Page 208 - The energy needed for this photonelectron interaction is equal to the energy difference between the bottom of the conduction band and the top of the valence band, called the energy gap.
Page 221 - Naturforschung 1, 20 (1948), give a value of 2000 cm'/volt sec. for high resistivity »-type germanium. The exponential factor comes from the variation of concentration with temperature.
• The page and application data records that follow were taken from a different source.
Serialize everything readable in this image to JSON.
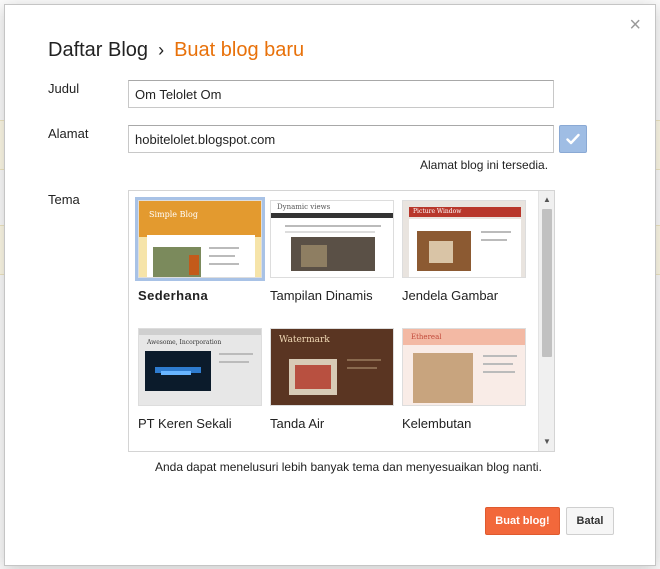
{
  "dialog": {
    "breadcrumb_root": "Daftar Blog",
    "breadcrumb_sep": "›",
    "title": "Buat blog baru",
    "close_label": "×"
  },
  "form": {
    "title_label": "Judul",
    "title_value": "Om Telolet Om",
    "address_label": "Alamat",
    "address_value": "hobitelolet.blogspot.com",
    "address_status": "Alamat blog ini tersedia.",
    "theme_label": "Tema"
  },
  "themes": [
    {
      "name": "Sederhana",
      "preview_title": "Simple Blog",
      "selected": true
    },
    {
      "name": "Tampilan Dinamis",
      "preview_title": "Dynamic views",
      "selected": false
    },
    {
      "name": "Jendela Gambar",
      "preview_title": "Picture Window",
      "selected": false
    },
    {
      "name": "PT Keren Sekali",
      "preview_title": "Awesome, Incorporation",
      "selected": false
    },
    {
      "name": "Tanda Air",
      "preview_title": "Watermark",
      "selected": false
    },
    {
      "name": "Kelembutan",
      "preview_title": "Ethereal",
      "selected": false
    }
  ],
  "footer": {
    "note": "Anda dapat menelusuri lebih banyak tema dan menyesuaikan blog nanti.",
    "create_button": "Buat blog!",
    "cancel_button": "Batal"
  },
  "colors": {
    "accent": "#e8710a",
    "primary_button": "#f2683b",
    "selected_outline": "#a8c2e6",
    "check_button": "#9fbde4"
  },
  "icons": {
    "close": "close-icon",
    "check": "check-icon",
    "scroll_up": "scroll-up-icon",
    "scroll_down": "scroll-down-icon"
  }
}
Statistical theory34 indicates that n, and n\ depend on temperature as (Ill.Sa) (Ill.Sb) where <p, is the energy difference between the bottom of the conduction band and the Fermi level and tph is the difference between the Fermi level and the top of the filled band.
Page 22 - Maxwell's gas molecules which repel each other with a force inversely proportional to the fifth power of their distance...
Page 210 - III-V compounds) have an energy-A- relationship such that the conduction band minimum and the valence band maximum occur at the same value of k.
Page 141 - Both g and r are discrete vectors: g = glt glt ..., gp , where p is the number of atoms in the unit cell of the Bravais lattice; r=r'a,, where a, are the principal translations of the lattice (i = 1, 2, 3) and r
Page 250 - Since the length of one side of a polygon is less than or equal to the sum of the lengths of the other sides, it follows that the length of P is less than or equal to the length of P', ie s(P)^.
Page 307 - N(0) is the density of states for one spin direction at the Fermi energy of the normal metal.
Page 437 - DAYS • 2-month loans may be renewed by calling (510)642-6753 • 1 -year loans may be recharged by bringing books to NRLF • Renewals and recharges may be made 4 days prior to due date DUE AS STAMPED BELOW APR 1 6 2004 DD20 15M 4-02 • IS8N019B519B50...
Page 100 - It will readily be appreciated that at high temperatures the contribution of the electrons to the specific heat of a metal is very small ; at low temperatures, however, it becomes an appreciable contribution to the whole.